What the exercise asks: Could you repeat every line below exactly, skipping the images?

Component data from apps and pages:
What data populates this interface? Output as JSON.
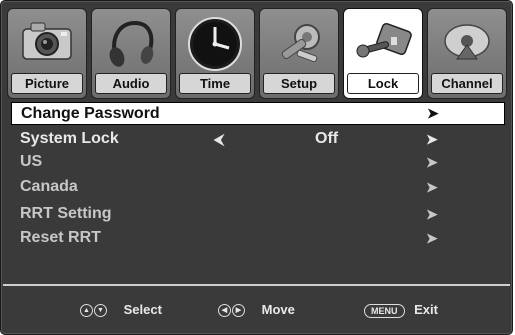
{
  "tabs": [
    {
      "label": "Picture",
      "icon": "camera-icon"
    },
    {
      "label": "Audio",
      "icon": "headphones-icon"
    },
    {
      "label": "Time",
      "icon": "clock-icon"
    },
    {
      "label": "Setup",
      "icon": "tools-icon"
    },
    {
      "label": "Lock",
      "icon": "key-lock-icon",
      "active": true
    },
    {
      "label": "Channel",
      "icon": "satellite-dish-icon"
    }
  ],
  "menu": {
    "items": [
      {
        "label": "Change Password",
        "arrow": "➤",
        "selected": true
      },
      {
        "label": "System Lock",
        "left_arrow": "⮜",
        "value": "Off",
        "arrow": "➤"
      },
      {
        "label": "US",
        "arrow": "➤"
      },
      {
        "label": "Canada",
        "arrow": "➤"
      },
      {
        "label": "RRT Setting",
        "arrow": "➤"
      },
      {
        "label": "Reset RRT",
        "arrow": "➤"
      }
    ]
  },
  "footer": {
    "select_icon": "up-down-buttons-icon",
    "select_label": "Select",
    "move_icon": "left-right-buttons-icon",
    "move_label": "Move",
    "menu_key": "MENU",
    "exit_label": "Exit"
  },
  "colors": {
    "background": "#3a3a3a",
    "tab": "#7d7d7d",
    "active_tab": "#ffffff",
    "text": "#e8e8e8"
  }
}
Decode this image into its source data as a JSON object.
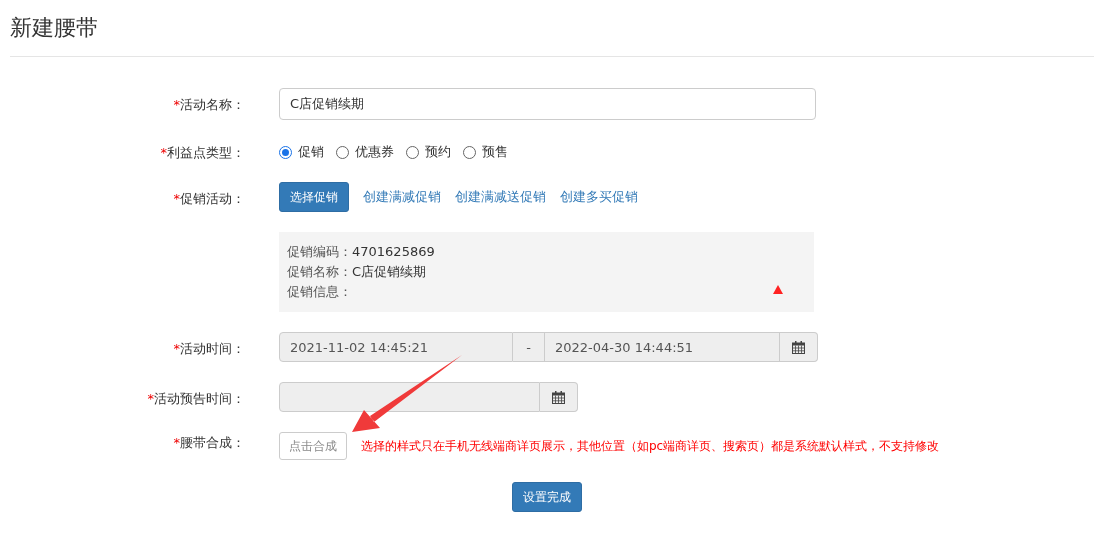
{
  "page_title": "新建腰带",
  "fields": [
    {
      "kind": "text",
      "mark": "*",
      "label": "活动名称：",
      "value": "C店促销续期"
    },
    {
      "kind": "radio",
      "mark": "*",
      "label": "利益点类型：",
      "options": [
        {
          "label": "促销",
          "selected": true
        },
        {
          "label": "优惠券",
          "selected": false
        },
        {
          "label": "预约",
          "selected": false
        },
        {
          "label": "预售",
          "selected": false
        }
      ]
    },
    {
      "kind": "promo",
      "mark": "*",
      "label": "促销活动：",
      "button": "选择促销",
      "links": [
        "创建满减促销",
        "创建满减送促销",
        "创建多买促销"
      ],
      "info": [
        {
          "label": "促销编码：",
          "value": "4701625869"
        },
        {
          "label": "促销名称：",
          "value": "C店促销续期"
        },
        {
          "label": "促销信息："
        }
      ]
    },
    {
      "kind": "daterange",
      "mark": "*",
      "label": "活动时间：",
      "start": "2021-11-02 14:45:21",
      "separator": "-",
      "end": "2022-04-30 14:44:51"
    },
    {
      "kind": "date",
      "mark": "*",
      "label": "活动预告时间："
    },
    {
      "kind": "compose",
      "mark": "*",
      "label": "腰带合成：",
      "button": "点击合成",
      "note": "选择的样式只在手机无线端商详页展示，其他位置（如pc端商详页、搜索页）都是系统默认样式，不支持修改"
    }
  ],
  "submit": "设置完成"
}
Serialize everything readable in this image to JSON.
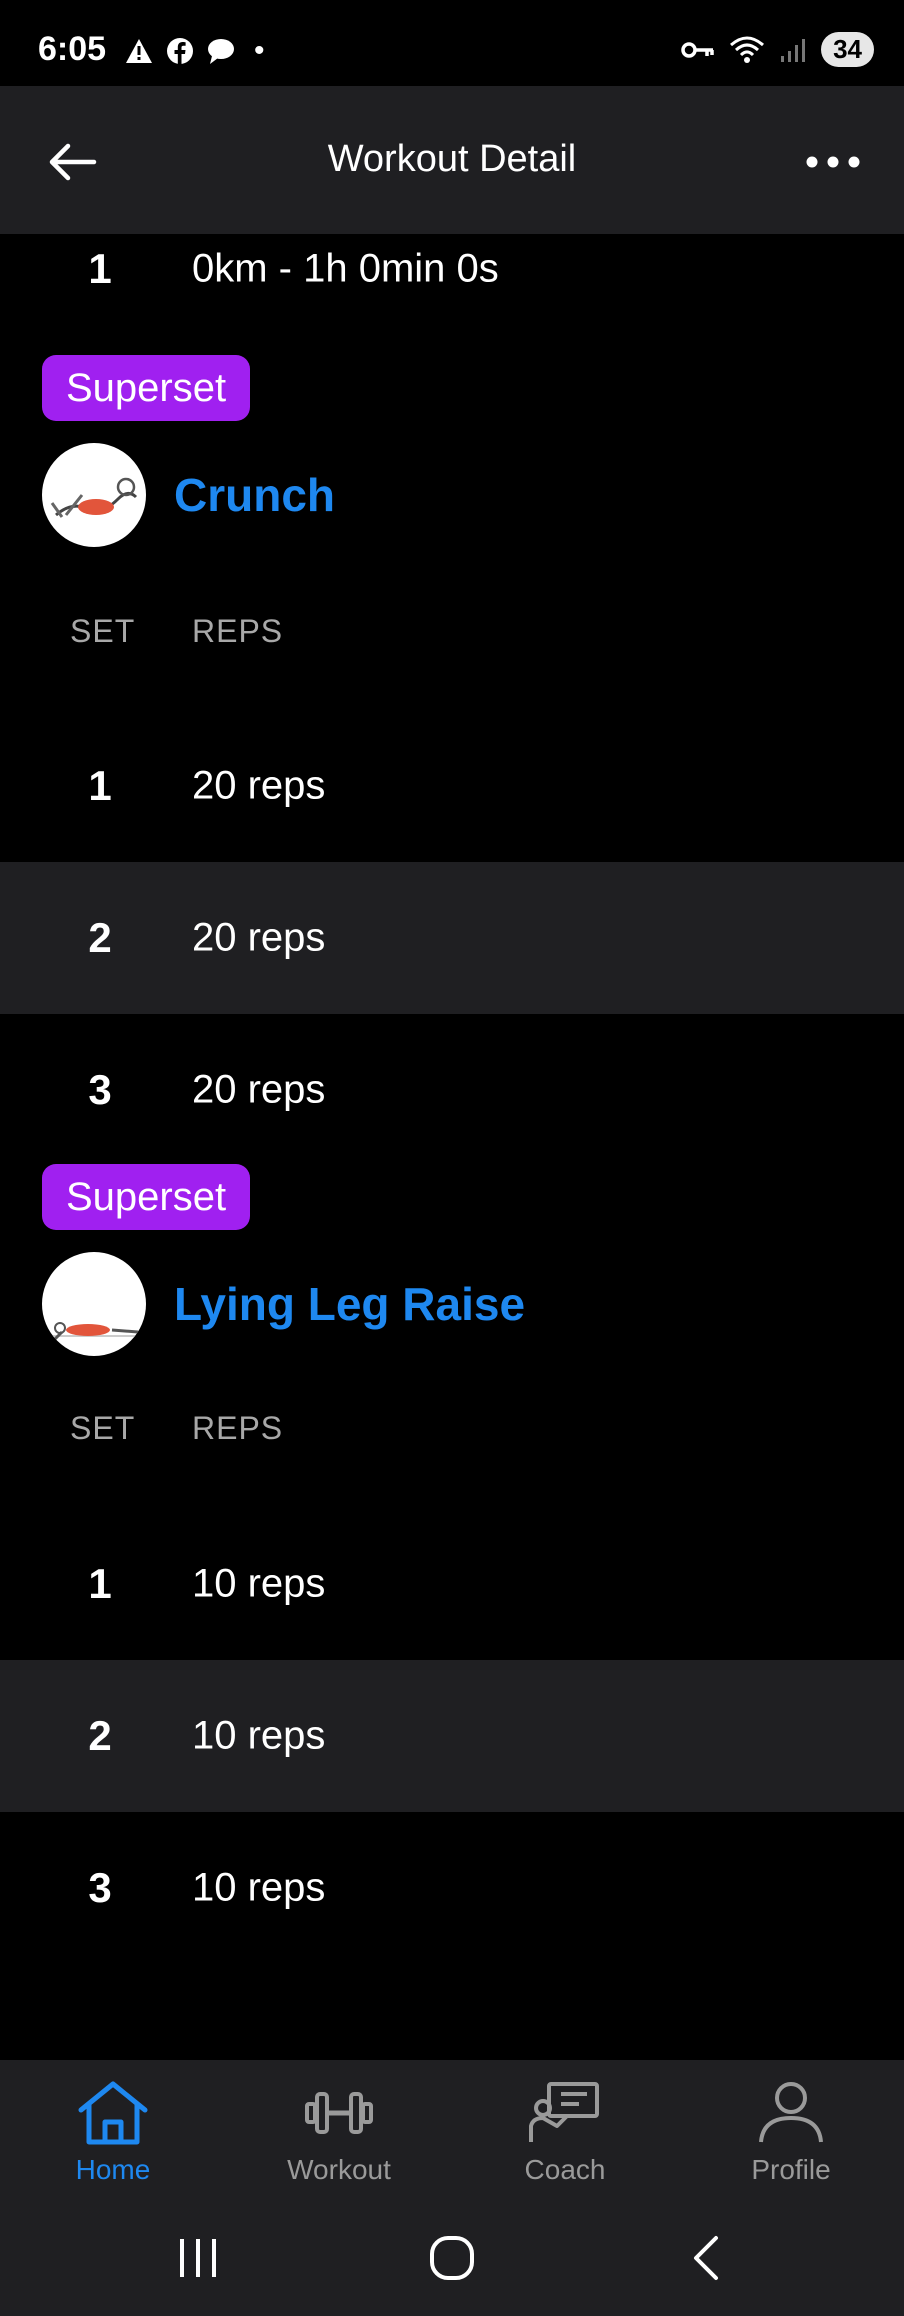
{
  "status_bar": {
    "time": "6:05",
    "battery": "34",
    "dot": "•"
  },
  "header": {
    "title": "Workout Detail"
  },
  "top_set": {
    "number": "1",
    "value": "0km - 1h 0min 0s"
  },
  "exercises": [
    {
      "badge": "Superset",
      "name": "Crunch",
      "col_set": "SET",
      "col_reps": "REPS",
      "sets": [
        {
          "number": "1",
          "value": "20 reps"
        },
        {
          "number": "2",
          "value": "20 reps"
        },
        {
          "number": "3",
          "value": "20 reps"
        }
      ]
    },
    {
      "badge": "Superset",
      "name": "Lying Leg Raise",
      "col_set": "SET",
      "col_reps": "REPS",
      "sets": [
        {
          "number": "1",
          "value": "10 reps"
        },
        {
          "number": "2",
          "value": "10 reps"
        },
        {
          "number": "3",
          "value": "10 reps"
        }
      ]
    }
  ],
  "bottom_nav": [
    {
      "label": "Home",
      "icon": "home-icon",
      "active": true
    },
    {
      "label": "Workout",
      "icon": "dumbbell-icon",
      "active": false
    },
    {
      "label": "Coach",
      "icon": "coach-icon",
      "active": false
    },
    {
      "label": "Profile",
      "icon": "profile-icon",
      "active": false
    }
  ],
  "colors": {
    "accent": "#1e88f0",
    "badge": "#a020f0",
    "surface": "#1f1f22",
    "background": "#000000"
  }
}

Expected answer:
What data populates this interface? Output as JSON.
{
  "tabs": [
    {
      "label": "Picture",
      "icon": "camera-icon"
    },
    {
      "label": "Audio",
      "icon": "headphones-icon"
    },
    {
      "label": "Time",
      "icon": "clock-icon"
    },
    {
      "label": "Setup",
      "icon": "tools-icon"
    },
    {
      "label": "Lock",
      "icon": "key-lock-icon",
      "active": true
    },
    {
      "label": "Channel",
      "icon": "satellite-dish-icon"
    }
  ],
  "menu": {
    "items": [
      {
        "label": "Change Password",
        "arrow": "➤",
        "selected": true
      },
      {
        "label": "System Lock",
        "left_arrow": "⮜",
        "value": "Off",
        "arrow": "➤"
      },
      {
        "label": "US",
        "arrow": "➤"
      },
      {
        "label": "Canada",
        "arrow": "➤"
      },
      {
        "label": "RRT Setting",
        "arrow": "➤"
      },
      {
        "label": "Reset RRT",
        "arrow": "➤"
      }
    ]
  },
  "footer": {
    "select_icon": "up-down-buttons-icon",
    "select_label": "Select",
    "move_icon": "left-right-buttons-icon",
    "move_label": "Move",
    "menu_key": "MENU",
    "exit_label": "Exit"
  },
  "colors": {
    "background": "#3a3a3a",
    "tab": "#7d7d7d",
    "active_tab": "#ffffff",
    "text": "#e8e8e8"
  }
}
Decode this image into its source data as a JSON object.
{
  "page_title": "新建腰带",
  "fields": [
    {
      "kind": "text",
      "mark": "*",
      "label": "活动名称：",
      "value": "C店促销续期"
    },
    {
      "kind": "radio",
      "mark": "*",
      "label": "利益点类型：",
      "options": [
        {
          "label": "促销",
          "selected": true
        },
        {
          "label": "优惠券",
          "selected": false
        },
        {
          "label": "预约",
          "selected": false
        },
        {
          "label": "预售",
          "selected": false
        }
      ]
    },
    {
      "kind": "promo",
      "mark": "*",
      "label": "促销活动：",
      "button": "选择促销",
      "links": [
        "创建满减促销",
        "创建满减送促销",
        "创建多买促销"
      ],
      "info": [
        {
          "label": "促销编码：",
          "value": "4701625869"
        },
        {
          "label": "促销名称：",
          "value": "C店促销续期"
        },
        {
          "label": "促销信息："
        }
      ]
    },
    {
      "kind": "daterange",
      "mark": "*",
      "label": "活动时间：",
      "start": "2021-11-02 14:45:21",
      "separator": "-",
      "end": "2022-04-30 14:44:51"
    },
    {
      "kind": "date",
      "mark": "*",
      "label": "活动预告时间："
    },
    {
      "kind": "compose",
      "mark": "*",
      "label": "腰带合成：",
      "button": "点击合成",
      "note": "选择的样式只在手机无线端商详页展示，其他位置（如pc端商详页、搜索页）都是系统默认样式，不支持修改"
    }
  ],
  "submit": "设置完成"
}
Serialize everything readable in this image to JSON.
{
  "status_bar": {
    "time": "6:05",
    "battery": "34",
    "dot": "•"
  },
  "header": {
    "title": "Workout Detail"
  },
  "top_set": {
    "number": "1",
    "value": "0km - 1h 0min 0s"
  },
  "exercises": [
    {
      "badge": "Superset",
      "name": "Crunch",
      "col_set": "SET",
      "col_reps": "REPS",
      "sets": [
        {
          "number": "1",
          "value": "20 reps"
        },
        {
          "number": "2",
          "value": "20 reps"
        },
        {
          "number": "3",
          "value": "20 reps"
        }
      ]
    },
    {
      "badge": "Superset",
      "name": "Lying Leg Raise",
      "col_set": "SET",
      "col_reps": "REPS",
      "sets": [
        {
          "number": "1",
          "value": "10 reps"
        },
        {
          "number": "2",
          "value": "10 reps"
        },
        {
          "number": "3",
          "value": "10 reps"
        }
      ]
    }
  ],
  "bottom_nav": [
    {
      "label": "Home",
      "icon": "home-icon",
      "active": true
    },
    {
      "label": "Workout",
      "icon": "dumbbell-icon",
      "active": false
    },
    {
      "label": "Coach",
      "icon": "coach-icon",
      "active": false
    },
    {
      "label": "Profile",
      "icon": "profile-icon",
      "active": false
    }
  ],
  "colors": {
    "accent": "#1e88f0",
    "badge": "#a020f0",
    "surface": "#1f1f22",
    "background": "#000000"
  }
}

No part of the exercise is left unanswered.